Innovate or be history

Innovate or be history

Linda Pollard, chairman of Leeds Teaching Hospitals NHS Trust, tells BQ editor Mike Hughes about the importance of innovation.

Linda Pollard’s job at the head of the LTH NHS trust makes her responsible for a £1bn turnover and about 14,000 staff. “Innovation is totally essential,” she says. “We are lucky at Leeds that we are a major research centre, nationally and internationally and it is clear to me that research and innovation have to be at the forefront of everything we do.

“We are working on so many specialisms here, from hand replacement to organ research – there are dozens of pieces of work going on all over the place and without it you are doomed.” That volume of work will soon be added to if a bid is successful with Sheffield to be the Genomics centre for the North, focusing attention and funding on cutting edge DNA research and mapping.

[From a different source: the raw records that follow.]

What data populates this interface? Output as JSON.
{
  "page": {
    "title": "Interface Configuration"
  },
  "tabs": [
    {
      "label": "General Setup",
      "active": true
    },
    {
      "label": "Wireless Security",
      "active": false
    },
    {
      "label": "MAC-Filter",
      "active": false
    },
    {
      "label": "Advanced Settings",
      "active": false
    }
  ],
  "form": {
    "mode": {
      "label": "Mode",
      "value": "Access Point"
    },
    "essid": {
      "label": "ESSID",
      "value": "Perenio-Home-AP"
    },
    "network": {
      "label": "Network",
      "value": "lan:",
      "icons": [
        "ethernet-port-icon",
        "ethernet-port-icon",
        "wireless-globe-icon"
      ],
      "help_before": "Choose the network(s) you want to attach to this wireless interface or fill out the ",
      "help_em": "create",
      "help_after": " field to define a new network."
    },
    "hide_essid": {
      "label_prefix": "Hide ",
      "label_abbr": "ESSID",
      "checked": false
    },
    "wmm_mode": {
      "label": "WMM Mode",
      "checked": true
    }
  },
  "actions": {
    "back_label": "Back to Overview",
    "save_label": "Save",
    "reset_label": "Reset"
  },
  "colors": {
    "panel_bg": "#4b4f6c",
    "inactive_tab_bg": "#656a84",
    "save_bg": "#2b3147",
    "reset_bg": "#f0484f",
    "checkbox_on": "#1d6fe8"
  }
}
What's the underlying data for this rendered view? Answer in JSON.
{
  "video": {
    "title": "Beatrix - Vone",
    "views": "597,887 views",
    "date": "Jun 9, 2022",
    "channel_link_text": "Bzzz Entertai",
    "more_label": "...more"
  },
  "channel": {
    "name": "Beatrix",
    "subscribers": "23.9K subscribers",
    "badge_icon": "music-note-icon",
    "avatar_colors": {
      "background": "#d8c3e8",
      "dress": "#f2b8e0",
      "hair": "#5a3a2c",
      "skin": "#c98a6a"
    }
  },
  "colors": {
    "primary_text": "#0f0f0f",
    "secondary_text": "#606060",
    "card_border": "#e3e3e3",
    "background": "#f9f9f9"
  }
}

“That’s the latest thing, but behind that is research, research, innovation, innovation. And if you take your eye off the ball you will be history in a very short space of time. That refreshing thinking needs to be pressed home at the highest level, so Leeds is very fortunate to have Linda Pollard at the top of its tree. She has a vision of how hospitals should be run and it is a perfect fit for this age of high technology and bright ideas – and has found the ideal home in a region rich with innovation that has earned it a global reputation.

“It has to be part of what you genuinely believe in as an organisation and it has to form an enormous part of your strategy, which is what it does at Leeds. If you don’t support it and don’t support the people working in collaborations all over the world, you get left behind and lose those people.

“I want them in Leeds and need them in Leeds and I particularly want them to teach in Leeds so we can bring through the next generation who are inspired by them and want to do their own creativity.”

Keen to set an example, Linda admits to ‘running on a prototype’ herself, having had an outside knee joint fitted a few years ago and adds ‘this sort of thing goes on all the time’.

“I was asked if I would be up for a prototype and said ‘of course, anything is better than what I have’. You have confidence in your clinician – otherwise you shouldn’t be there in the first place.

“It is all about how they talk you through the benefits. You should have a degree of apprehension about any intervention because your body can react in certain ways. But if you understand you go into it with your eyes open. There is something new every day in this arena. Medtech in our part of the world is fantastic and you have to take the benefits of that. We have people on our doorstep doing this work who couldn’t do it without access to the people we employ and vice versa.

We have to keep pushing the boundaries. You would be very foolish as an organisation not to take it seriously and sell it to the population, and also to the staff, because they love success and working as part of a clinician’s team. It is a real morale booster.”

The trust has developed a strong relationship between the Leeds Cancer Centre and cancer services provided in Malta, including the training of two separate groups of medical physicist students, and a contract commissioning two new Linear Particle Accelerator (Linac) machines for treating cancer with radiation.

LTH has also delivered oncology nurse training in Malta and Leeds, which, in turn, follows on from an agreement with the King Hussein Cancer Centre in Amman for training and collaboration in Jordan and Leeds.

Wherever it works, there is a LTHT enthusiasm for both spreading the word and pushing the boundaries. “There is no question of the home benefit of what we are doing, but I am after a world reputation because that is what attracts the big-hitters who want to get involved in certain subject matters that we are leading on,” says Linda.

“There is a question asked at every consultant interview we do: ‘what do you do with research?’. We are aligned with the university and have a responsibility there to encourage research and we are a teaching hospital. Linda and the trust has worked closely with Olga Kubossava who - as well as being a member of the wonderful Luxuriant Flowing Hair Club for Scientists (it really exists, as part of www.improbable.com) – set up and runs Image Analysis.

From completing her PhD in computer science at Leeds in 2007, Olga’s company is now a leading pioneer in MRI analysis software. Its cutting edge work allows for early detection of even subtle changes in MRI scans taken before and after the treatment from patients with, for example, rheumatoid arthritis and cancer.

“Olga is seriously amazing. I was chairing the university when I first came across her and she won Innovator of the year. That was her first accolade, but she has just gone on and on, and she is now at the leading edge of her sector. She is a role model of what you can do after the initial struggles of getting started. She is young and she has really cracked it. As we all know, there will be failures and successes along the way, but if you don’t try, you don’t know.

For all the Olgas and John Fishers, there will be other poor souls who are still flogging away who haven’t had the breakthrough yet, for whatever reason. But if they are working on a serious innovation that needs support, then we have to seek them out.”